Last-minute cruise deals often require an open mind, too. "You need to be flexible in a number of categories: where you're cruising to, what kind of cabin category are you going to end up with [and] how many nights that itinerary is," McDaniel says. "If you live close to a port city, you might have some flexibility built in," she adds, since you won't need to budget for flights to your departure port.
And if you're looking for a last-minute deal on consumer electronics or other goods, you likely can't be picky about the brand, model, color or other specifications, as sale cycles tend to be cyclical and the exact item you want may not be on sale at the moment you need it.
Choose the ship to store option. If you need a last-minute gift or other item, shop online but choose the ship to store option rather than shipping to your home to optimize savings. "This way you can still reap the benefits of shopping online – earning cash back, finding online coupon codes, searching easily for deals – but you don't need to pay for shipping," Lal says.
Retailers make more frequent deliveries to the store and, in some cases, your item could be ready within hours if it's already in stock. Plus, this option could also mean less time driving around to different stores in search of a specific item.

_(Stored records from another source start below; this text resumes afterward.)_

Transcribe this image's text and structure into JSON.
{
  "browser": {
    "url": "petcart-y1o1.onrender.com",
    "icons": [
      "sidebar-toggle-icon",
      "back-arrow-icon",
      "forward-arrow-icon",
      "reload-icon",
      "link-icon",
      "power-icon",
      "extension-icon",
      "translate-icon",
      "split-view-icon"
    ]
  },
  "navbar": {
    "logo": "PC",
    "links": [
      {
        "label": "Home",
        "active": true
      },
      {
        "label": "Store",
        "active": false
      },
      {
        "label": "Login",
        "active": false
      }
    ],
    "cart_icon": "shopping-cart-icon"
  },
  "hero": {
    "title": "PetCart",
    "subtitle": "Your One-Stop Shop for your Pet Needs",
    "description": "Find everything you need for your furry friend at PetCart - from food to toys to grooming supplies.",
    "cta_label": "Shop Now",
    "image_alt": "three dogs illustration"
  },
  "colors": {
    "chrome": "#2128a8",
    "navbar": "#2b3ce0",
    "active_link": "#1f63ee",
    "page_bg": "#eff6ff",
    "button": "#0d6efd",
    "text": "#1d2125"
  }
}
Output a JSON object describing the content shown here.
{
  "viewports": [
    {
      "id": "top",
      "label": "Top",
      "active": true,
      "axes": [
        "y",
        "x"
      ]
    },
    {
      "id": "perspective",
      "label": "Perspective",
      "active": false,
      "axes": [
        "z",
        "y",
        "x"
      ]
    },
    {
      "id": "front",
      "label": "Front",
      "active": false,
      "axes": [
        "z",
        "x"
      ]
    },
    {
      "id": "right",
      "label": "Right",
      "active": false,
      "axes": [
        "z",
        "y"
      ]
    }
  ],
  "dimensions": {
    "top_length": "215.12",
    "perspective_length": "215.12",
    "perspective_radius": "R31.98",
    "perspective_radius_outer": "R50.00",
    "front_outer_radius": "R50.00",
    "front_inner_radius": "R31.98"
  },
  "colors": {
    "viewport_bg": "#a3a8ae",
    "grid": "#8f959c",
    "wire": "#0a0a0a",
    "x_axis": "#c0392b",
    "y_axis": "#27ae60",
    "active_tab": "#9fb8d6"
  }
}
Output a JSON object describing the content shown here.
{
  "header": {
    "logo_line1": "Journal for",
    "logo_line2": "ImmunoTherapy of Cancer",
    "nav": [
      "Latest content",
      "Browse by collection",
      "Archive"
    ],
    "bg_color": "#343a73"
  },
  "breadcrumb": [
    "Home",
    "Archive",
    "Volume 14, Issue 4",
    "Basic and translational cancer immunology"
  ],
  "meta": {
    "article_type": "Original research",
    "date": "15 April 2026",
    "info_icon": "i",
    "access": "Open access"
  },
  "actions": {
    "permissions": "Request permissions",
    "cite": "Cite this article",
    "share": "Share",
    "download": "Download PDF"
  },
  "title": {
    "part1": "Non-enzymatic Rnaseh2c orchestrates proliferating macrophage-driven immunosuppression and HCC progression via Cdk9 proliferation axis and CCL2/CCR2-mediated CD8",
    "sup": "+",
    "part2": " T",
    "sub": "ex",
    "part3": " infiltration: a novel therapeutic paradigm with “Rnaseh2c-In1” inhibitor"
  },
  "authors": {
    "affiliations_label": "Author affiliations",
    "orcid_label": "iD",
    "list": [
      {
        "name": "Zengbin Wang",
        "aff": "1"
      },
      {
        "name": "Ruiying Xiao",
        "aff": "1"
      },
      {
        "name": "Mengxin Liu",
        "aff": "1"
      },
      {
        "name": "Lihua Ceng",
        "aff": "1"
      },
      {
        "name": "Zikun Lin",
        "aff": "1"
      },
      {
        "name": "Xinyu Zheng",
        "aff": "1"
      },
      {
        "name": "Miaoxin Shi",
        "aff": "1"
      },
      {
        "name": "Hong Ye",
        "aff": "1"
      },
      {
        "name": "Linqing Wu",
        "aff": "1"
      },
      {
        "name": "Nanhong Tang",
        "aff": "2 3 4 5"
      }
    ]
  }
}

Consider using apps for last-minute travel. A number of apps – among them HotelTonight and Booking Now (travel booking website Booking.com's app for last-minute travel deals) – specialize in helping consumers secure last-minute travel deals, so those are worth checking out if you need accommodations without much notice.
Go straight to the source. For last-minute flights, Catania says your best bet is calling the airline directly rather than using a booking agent. "The commission on third-party bookings is between 5 and 10 percent of the ticket price, so if you need to get out of town soon, there is going to be much more flexibility dealing directly with the airline," he says.
However, when it comes to cruises, McDaniel says travel agents are "really up-to-the-minute on deals." Another benefit of using a travel agent to book a last-minute cruise is that they may have access to bundled packages that provide greater value by including free beverage packages, gratuity or on-board credits.
Copyright 2016 U.S. News & World Report